Just days after a bill that would grant Prince George’s County Executive Rushern L. Baker III complete oversight of the school system was introduced in the Senate, several delegates who represent the county said the timing and lack of clarity in the bill have prevented them from supporting it.
“The bill came too fast too late (in the session)” said Delegate Veronica Turner, D-Prince George’s. “There was no time really for us to conduct a study to understand what the county executive is trying to do.”
Sen. Douglas J.J. Peters, D-Prince George’s, introduced a bill Monday that would alter the governing structure of the county’s school system and strip the Prince George’s County Board of Education of some power.
The bill as drafted would require the county executive to appoint the superintendent to a cabinet level position, as well as oversee the school system’s $1.7 billion budget.
Delegate Aisha Braveboy, D-Prince George’s, said there have been other executive takeovers of school systems across the country, but she is not convinced they have been as effective as they initially sought out to be.
“I think it’s difficult for us to say that this change (in structure) would yield better results given that the proposal hasn’t proven to be successful in other areas,” Braveboy said.
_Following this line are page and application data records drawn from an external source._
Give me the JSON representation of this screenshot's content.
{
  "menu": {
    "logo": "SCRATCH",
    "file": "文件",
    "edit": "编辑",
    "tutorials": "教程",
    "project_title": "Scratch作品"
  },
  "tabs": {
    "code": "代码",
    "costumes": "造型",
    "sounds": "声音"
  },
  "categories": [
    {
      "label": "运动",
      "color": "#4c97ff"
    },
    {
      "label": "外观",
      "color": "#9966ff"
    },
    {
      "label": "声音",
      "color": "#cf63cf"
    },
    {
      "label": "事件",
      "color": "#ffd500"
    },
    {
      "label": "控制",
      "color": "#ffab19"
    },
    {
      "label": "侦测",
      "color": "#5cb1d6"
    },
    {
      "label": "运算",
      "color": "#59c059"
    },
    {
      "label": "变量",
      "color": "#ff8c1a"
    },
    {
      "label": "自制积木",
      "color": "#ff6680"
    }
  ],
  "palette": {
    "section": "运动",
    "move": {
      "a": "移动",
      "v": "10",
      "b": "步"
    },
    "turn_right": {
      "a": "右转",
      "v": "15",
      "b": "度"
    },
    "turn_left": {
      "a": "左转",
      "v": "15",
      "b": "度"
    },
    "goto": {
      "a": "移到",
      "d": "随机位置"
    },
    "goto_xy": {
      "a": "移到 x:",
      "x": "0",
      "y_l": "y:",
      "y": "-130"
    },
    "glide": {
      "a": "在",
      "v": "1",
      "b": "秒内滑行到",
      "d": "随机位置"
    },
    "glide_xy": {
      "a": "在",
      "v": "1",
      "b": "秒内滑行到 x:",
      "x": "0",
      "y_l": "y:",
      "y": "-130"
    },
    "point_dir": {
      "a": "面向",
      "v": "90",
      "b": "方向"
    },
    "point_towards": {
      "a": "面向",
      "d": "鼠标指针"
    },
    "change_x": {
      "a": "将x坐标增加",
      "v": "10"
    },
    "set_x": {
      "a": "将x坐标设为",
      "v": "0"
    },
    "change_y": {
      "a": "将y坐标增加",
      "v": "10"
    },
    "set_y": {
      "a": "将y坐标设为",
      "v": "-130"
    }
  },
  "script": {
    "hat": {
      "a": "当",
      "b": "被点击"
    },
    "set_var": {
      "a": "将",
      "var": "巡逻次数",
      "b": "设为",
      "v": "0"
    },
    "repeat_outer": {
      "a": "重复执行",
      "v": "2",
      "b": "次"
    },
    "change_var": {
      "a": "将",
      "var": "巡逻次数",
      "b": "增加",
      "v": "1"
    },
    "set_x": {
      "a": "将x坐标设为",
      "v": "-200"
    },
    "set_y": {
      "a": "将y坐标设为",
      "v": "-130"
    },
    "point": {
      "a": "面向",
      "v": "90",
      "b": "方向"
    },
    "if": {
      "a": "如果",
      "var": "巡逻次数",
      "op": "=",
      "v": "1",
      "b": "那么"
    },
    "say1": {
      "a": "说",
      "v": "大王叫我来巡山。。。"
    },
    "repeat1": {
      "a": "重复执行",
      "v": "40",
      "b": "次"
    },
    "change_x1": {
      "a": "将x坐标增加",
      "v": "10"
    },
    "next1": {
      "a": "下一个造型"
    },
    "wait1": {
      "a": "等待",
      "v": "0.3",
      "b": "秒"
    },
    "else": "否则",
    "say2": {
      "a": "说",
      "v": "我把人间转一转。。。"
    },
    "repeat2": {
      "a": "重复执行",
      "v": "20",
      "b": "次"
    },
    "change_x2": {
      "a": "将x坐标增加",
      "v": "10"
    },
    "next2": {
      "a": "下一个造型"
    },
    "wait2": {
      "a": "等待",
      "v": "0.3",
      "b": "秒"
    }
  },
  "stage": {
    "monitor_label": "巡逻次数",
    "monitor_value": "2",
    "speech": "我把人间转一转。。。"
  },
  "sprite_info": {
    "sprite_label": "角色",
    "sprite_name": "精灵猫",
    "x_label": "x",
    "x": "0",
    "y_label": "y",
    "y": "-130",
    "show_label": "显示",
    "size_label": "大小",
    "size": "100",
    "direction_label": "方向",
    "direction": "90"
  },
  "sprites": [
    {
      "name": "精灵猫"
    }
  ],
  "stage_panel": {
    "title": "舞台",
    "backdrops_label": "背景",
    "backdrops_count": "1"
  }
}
Both Turner and Braveboy agreed they wanted changes made to help improve Maryland’s second largest school system. When asked whether she believed the policy was the county executive’s attempt to seek more power, Turner said Baker’s “motives were legit.”
“He knows that there are problems and he was trying to fix them,” Turner said. “But his approach of trying to fix them may not have been the right approach.”
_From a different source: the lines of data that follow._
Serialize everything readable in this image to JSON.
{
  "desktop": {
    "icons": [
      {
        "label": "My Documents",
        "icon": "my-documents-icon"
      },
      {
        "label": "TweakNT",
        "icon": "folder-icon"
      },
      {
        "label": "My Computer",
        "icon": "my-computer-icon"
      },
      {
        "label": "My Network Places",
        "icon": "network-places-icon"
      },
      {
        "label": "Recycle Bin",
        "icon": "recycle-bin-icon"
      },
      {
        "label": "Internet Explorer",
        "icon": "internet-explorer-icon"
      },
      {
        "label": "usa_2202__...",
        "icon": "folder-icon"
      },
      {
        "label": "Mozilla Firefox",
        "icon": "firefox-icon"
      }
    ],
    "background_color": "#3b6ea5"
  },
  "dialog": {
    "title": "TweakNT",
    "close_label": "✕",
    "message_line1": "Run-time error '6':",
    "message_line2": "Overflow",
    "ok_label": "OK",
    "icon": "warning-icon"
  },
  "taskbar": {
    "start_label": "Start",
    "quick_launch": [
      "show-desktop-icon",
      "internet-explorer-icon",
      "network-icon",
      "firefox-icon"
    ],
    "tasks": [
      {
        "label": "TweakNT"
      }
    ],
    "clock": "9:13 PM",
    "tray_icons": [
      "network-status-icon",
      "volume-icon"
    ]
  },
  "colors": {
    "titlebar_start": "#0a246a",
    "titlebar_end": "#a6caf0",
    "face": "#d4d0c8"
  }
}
Others in the Prince George’s delegation, including Delegate Dereck Davis, believe the changes in power make sense conceptually.
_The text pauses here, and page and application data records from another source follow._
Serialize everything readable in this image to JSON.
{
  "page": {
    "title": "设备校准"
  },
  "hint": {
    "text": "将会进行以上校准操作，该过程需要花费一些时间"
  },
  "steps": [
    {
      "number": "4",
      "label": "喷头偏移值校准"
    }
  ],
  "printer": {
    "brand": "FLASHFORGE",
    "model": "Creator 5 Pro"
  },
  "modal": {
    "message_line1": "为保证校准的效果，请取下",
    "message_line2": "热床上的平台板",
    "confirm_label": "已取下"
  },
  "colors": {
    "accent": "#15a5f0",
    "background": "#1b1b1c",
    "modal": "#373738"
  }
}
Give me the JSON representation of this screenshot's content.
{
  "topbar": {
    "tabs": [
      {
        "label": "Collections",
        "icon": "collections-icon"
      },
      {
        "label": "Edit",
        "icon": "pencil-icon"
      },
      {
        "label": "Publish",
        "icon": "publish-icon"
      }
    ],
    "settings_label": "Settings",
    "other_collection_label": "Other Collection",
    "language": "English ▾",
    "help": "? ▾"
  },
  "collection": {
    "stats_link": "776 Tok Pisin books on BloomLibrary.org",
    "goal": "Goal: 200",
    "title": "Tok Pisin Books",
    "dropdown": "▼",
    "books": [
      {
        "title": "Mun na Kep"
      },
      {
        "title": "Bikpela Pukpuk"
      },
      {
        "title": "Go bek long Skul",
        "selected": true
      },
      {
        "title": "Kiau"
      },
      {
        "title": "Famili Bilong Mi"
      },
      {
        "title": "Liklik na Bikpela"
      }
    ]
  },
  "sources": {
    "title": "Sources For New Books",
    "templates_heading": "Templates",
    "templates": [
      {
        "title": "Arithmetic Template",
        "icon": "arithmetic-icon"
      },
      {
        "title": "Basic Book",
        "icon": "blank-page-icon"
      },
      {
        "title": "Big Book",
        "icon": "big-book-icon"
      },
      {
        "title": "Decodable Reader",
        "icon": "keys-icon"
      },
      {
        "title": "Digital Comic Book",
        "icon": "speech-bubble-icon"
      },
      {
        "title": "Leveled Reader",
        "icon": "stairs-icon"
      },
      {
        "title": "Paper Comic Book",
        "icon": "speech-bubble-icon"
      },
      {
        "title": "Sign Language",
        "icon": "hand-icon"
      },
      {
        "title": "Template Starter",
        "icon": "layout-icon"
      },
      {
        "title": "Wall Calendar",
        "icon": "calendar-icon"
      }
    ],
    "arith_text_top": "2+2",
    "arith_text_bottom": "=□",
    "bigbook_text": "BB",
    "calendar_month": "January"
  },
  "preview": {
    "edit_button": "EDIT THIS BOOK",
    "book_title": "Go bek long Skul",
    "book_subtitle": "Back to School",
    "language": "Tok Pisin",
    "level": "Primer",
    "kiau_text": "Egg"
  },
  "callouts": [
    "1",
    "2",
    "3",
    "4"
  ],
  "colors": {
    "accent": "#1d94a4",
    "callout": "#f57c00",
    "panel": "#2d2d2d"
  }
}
“If the executive is willing to take this on and wants to be held accountable for it, I’m supportive of the idea,” said Davis, adding that the county has been consistently ranked at the bottom of the state in terms of student achievement during the nearly 19 years he has been in office.
Davis said he has talked to many of his colleagues on the House side, and that a majority of them are in favor of taking some type of action in the near future.
“It may not be precisely what the county executive introduces, but overall they are not satisfied with what’s currently going on.” Davis said. “They’re definitely supportive of seeing something happen that would alter the course that we have been on.”
The bill is still under some construction, but Baker’s spokesman, Scott L. Peterson, said in a statement that the county executive is “open to others’ ideas and willing to work collaboratively at finding the best solutions to move the county forward.”
“(Baker) looks forward to working with all stakeholders as the legislative process evolves,” Peterson said.
There will be a hearing in the Senate Friday, and both the House and Senate are scheduled to meet in a joint hearing Monday.
There are less than two weeks left in the legislative session.